Keep only the lines of the material below that contain the word "inode". Copy those lines.

- [Supplied data]
============================================================
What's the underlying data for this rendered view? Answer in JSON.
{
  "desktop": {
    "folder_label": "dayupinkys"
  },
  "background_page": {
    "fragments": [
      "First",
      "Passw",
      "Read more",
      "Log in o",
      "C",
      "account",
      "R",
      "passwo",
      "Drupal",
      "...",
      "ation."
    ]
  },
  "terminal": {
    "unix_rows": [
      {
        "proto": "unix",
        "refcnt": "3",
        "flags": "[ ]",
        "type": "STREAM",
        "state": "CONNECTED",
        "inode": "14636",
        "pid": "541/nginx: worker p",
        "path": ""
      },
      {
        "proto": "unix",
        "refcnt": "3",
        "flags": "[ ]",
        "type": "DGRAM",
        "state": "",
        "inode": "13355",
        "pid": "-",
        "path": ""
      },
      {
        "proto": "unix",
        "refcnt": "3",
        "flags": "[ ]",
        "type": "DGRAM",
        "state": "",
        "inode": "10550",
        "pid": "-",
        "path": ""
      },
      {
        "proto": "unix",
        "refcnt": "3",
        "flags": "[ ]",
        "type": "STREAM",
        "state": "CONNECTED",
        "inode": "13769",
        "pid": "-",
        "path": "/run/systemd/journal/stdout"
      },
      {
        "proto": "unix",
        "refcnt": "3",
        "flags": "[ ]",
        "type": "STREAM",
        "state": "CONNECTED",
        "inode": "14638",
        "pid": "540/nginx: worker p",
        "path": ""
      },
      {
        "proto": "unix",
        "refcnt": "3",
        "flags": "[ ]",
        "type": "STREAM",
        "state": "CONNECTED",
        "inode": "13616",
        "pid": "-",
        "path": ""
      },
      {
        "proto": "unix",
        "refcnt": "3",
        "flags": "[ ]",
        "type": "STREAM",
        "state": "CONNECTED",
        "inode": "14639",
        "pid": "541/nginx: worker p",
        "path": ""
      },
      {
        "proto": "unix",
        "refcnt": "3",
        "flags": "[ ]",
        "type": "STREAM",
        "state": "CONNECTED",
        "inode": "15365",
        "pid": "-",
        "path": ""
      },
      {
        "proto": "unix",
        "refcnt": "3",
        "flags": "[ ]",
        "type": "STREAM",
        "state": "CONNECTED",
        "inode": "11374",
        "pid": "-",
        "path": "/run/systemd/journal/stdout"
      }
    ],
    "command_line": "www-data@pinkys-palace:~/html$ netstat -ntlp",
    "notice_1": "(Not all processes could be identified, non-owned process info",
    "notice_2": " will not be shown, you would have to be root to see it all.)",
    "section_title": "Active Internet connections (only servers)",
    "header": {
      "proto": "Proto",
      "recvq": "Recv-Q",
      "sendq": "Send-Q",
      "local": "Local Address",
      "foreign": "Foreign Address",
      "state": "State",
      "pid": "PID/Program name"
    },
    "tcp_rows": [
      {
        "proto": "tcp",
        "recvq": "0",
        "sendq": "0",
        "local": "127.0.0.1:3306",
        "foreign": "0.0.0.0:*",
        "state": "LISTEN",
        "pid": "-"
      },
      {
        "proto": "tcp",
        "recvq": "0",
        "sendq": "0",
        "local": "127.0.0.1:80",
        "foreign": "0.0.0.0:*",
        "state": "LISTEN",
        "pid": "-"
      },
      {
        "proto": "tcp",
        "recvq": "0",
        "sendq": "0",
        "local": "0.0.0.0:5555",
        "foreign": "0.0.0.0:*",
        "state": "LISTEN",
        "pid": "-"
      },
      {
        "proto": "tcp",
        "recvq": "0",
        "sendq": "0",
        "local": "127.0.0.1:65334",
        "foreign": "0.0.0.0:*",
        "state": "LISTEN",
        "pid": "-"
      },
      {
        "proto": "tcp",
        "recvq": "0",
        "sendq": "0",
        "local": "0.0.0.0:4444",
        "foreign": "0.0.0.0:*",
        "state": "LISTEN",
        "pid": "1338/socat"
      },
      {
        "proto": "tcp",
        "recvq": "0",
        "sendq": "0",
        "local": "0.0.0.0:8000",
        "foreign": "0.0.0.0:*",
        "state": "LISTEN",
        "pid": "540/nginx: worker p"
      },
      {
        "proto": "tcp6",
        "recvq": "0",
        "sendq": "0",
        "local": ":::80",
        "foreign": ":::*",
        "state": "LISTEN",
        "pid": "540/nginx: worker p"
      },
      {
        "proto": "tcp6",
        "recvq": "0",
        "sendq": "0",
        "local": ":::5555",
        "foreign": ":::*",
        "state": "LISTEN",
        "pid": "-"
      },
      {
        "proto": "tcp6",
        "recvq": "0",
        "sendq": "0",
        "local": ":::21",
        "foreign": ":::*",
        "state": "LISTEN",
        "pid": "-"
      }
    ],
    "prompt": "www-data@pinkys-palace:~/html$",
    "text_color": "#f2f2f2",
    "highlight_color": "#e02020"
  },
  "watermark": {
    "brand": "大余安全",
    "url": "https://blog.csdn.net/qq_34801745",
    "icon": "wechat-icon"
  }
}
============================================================
- [Worked solution]
        "inode": "14636",
        "inode": "13355",
        "inode": "10550",
        "inode": "13769",
        "inode": "14638",
        "inode": "13616",
        "inode": "14639",
        "inode": "15365",
        "inode": "11374",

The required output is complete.